Long-Tail keywords are specific phrases and the most productive type for narrowly tailored search results. These keywords may involve questions that potential clients typically ask or the geographic location for the desired service. Some examples include:
- Do I need a lawyer for a bail hearing?
- How do I dispute a temporary restraining order?
- Child support lawyer in St. Paul, Minnesota
- San Francisco DUI law firm
Long-tail keywords tend to provide more specific results, particularly when location-based keywords are included. American consumers commonly use their mobile devices to search out services, so location-based keywords can be particularly useful for these devices.
While law firm websites can benefit from each type of keyword, long-tail keywords provide an opportunity to present additional details about the firm right from the first search engine result. These added facts may be just what the client needs to contact the law office and seal the deal.
Here are some additional examples:
- Child Support Lawyer for Fathers
- Restaurant Real Estate Law Firm in New York City
- Natural Disaster Insurance Attorney in Florida
Using Keywords in Content
Another important part of the keyword strategy is using the chosen words within the content of the law firm website. Keywords and search engine optimization only introduce potential visitors to the site, with no guarantee that they will stay there or follow up with the firm.
Law firm websites must contain enough relevant content to satisfy visitors and compel them to call the office or complete the website inquiry form. If they don’t find the content they are looking for, potential clients will quickly move on to the next search engine result.
An effective law firm website uses various keywords throughout its content to create a funnel to the site. They use general, secondary, and long-tail keywords to provide search engines with an accurate picture of the site’s content.
Finding Profitable Keywords
The most profitable law firm keywords do not just fall from the sky. Finding them requires some effort and research. Considerations such as competition and cost per click help identify those that are most effective.
Fortunately, there are numerous resources to help lawyers find the most popular and profitable keywords for their websites.
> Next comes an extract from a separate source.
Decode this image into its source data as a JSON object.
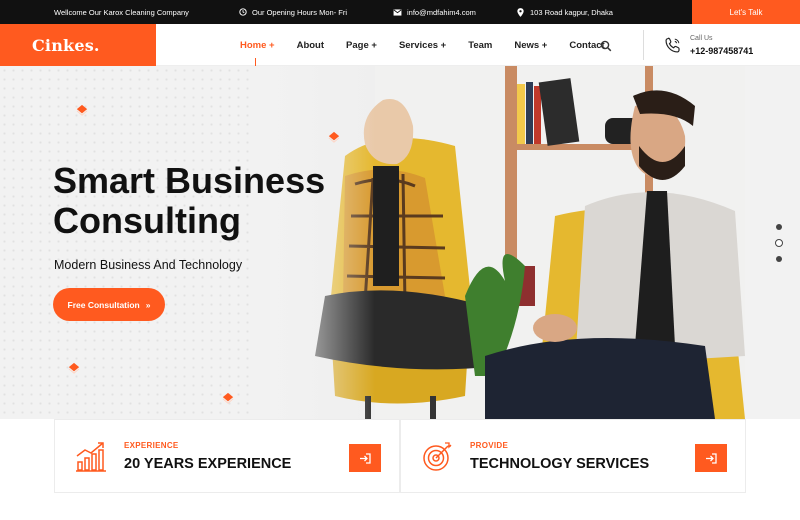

Available in free and paid options, these services use analytics tools to provide users with accurate and easy to understand data about specific keywords. Some of the websites that offer these services include:
- Moz is a marketing company that focuses on SEO. Their free resources include website SEO metrics and a keyword explorer
- Google Keyword Planner provides free keyword research for law that use their AdWords tool. Entering a single keyword or website address provides a list of related keywords and relevant metrics.
- Google Trends is also a free resource that provides lists of similar keywords and their popularity.
- Term Explorer is a paid option that can provide up to 10,000 keyword options from a single term.
Following up with Keywords Analytics
Once law firms Identify their ideal keywords and incorporate them into website content, it is important to periodically review site analytics to determine how well the keywords are performing. Ineffective keywords are of no value to a law firm because they are not drawing internet searchers to the firm’s website.
Keyword research tools can also help with this task by providing valuable information that evaluates the usefulness of keywords using current well-performing law firm keywords. Attorneys can also use the tools of Google Analytics to gain insight into their keyword productivity. Law firms should evaluate their keywords at least once a year to determine profitability and make necessary adjustments.
Keywords are an essential part of a law firm’s marketing strategy. With a little research and planning, law firms can maximize their websites for greater exposure and profitability.
About Erika Winston:
Erika Winston is a freelance writer with a passion for law. Through her business, Personal Touch Edits, she helps legal professionals deliver effective written messages. Erika is a regular contributor to TimeSolv and a variety of other publications.